To demonstrate a method of cooling people without cooling the air, Princeton researchers built a unique pavilion in Singapore last year, dubbed the “Cold Tube.” It was an outdoor structure lined with novel insulated radiant panels that held cold water pipes inside. The human body is constantly exchanging radiation with objects around it and that radiation flows from hot to cool surfaces. The participants who walked through the exhibit shed their radiation toward the panels and reported feeling cool, despite the air itself having temperature and humidity levels that would ordinarily feel sweltering.

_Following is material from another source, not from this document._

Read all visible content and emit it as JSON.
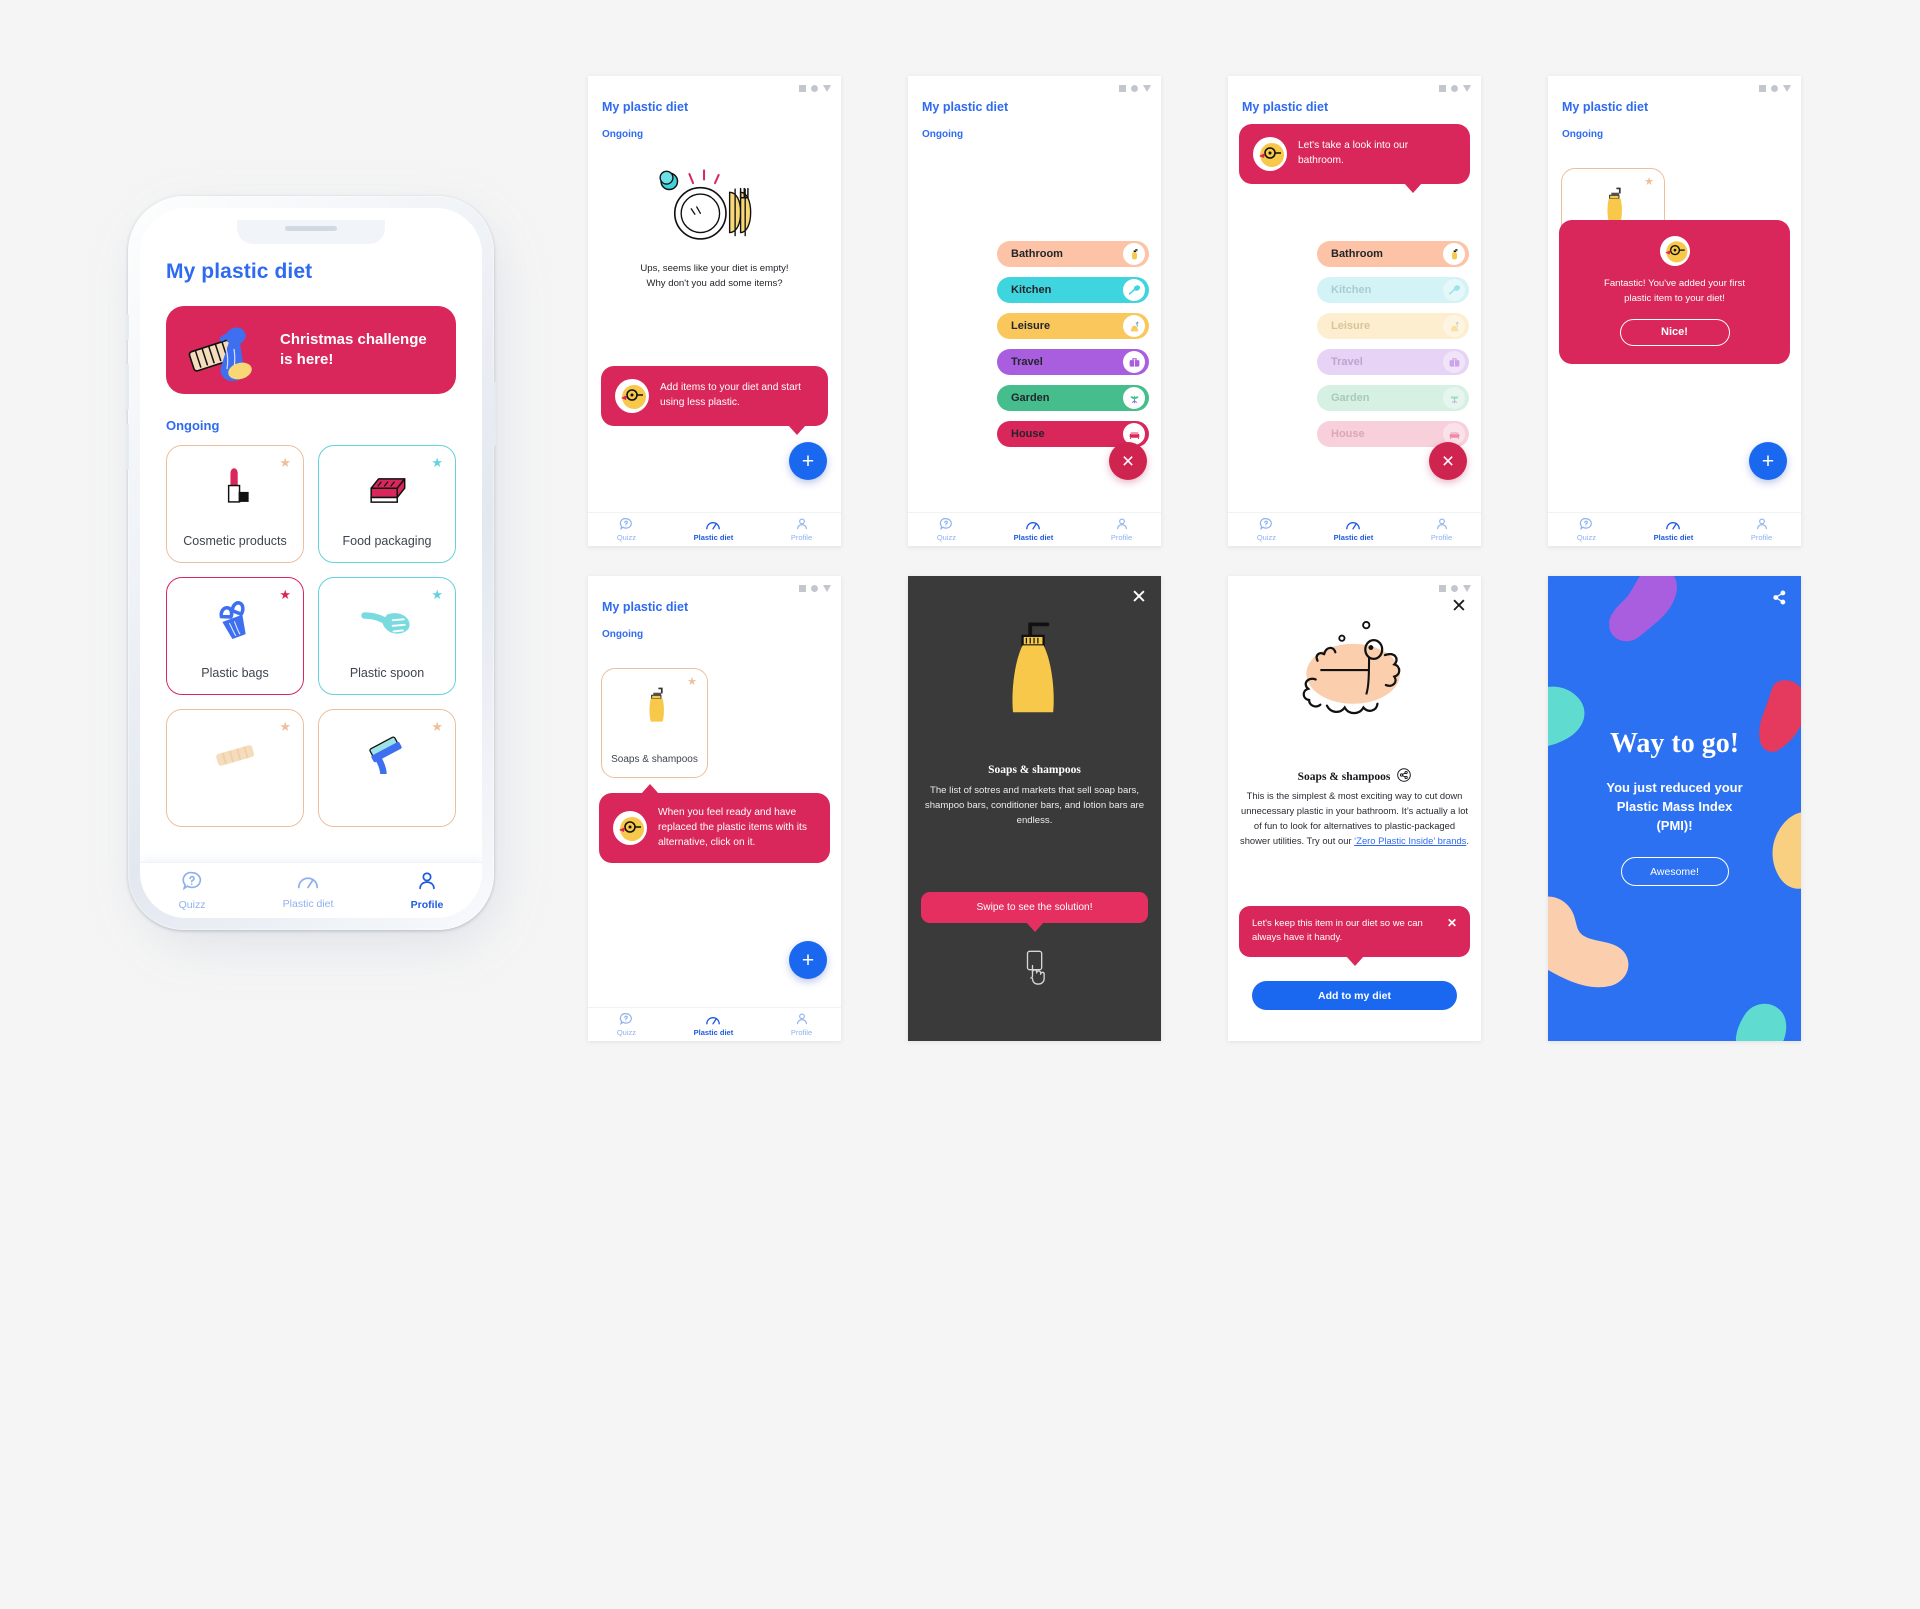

The research team led by Forrest Meggers, assistant professor of architecture and the Andlinger Center for Energy and the Environment, showed that people could feel comfortable in hot and humid outdoor environments using only radiant cooling, which could use 40%- 50% less energy than cooling large volumes of air. The work was conducted in collaboration with scholars at the University of British Columbia, University of Berkeley, ETH Zurich in Singapore, and the University of Pennsylvania and published in Proceedings of the National Academy of Sciences.
Sept. 1, 2020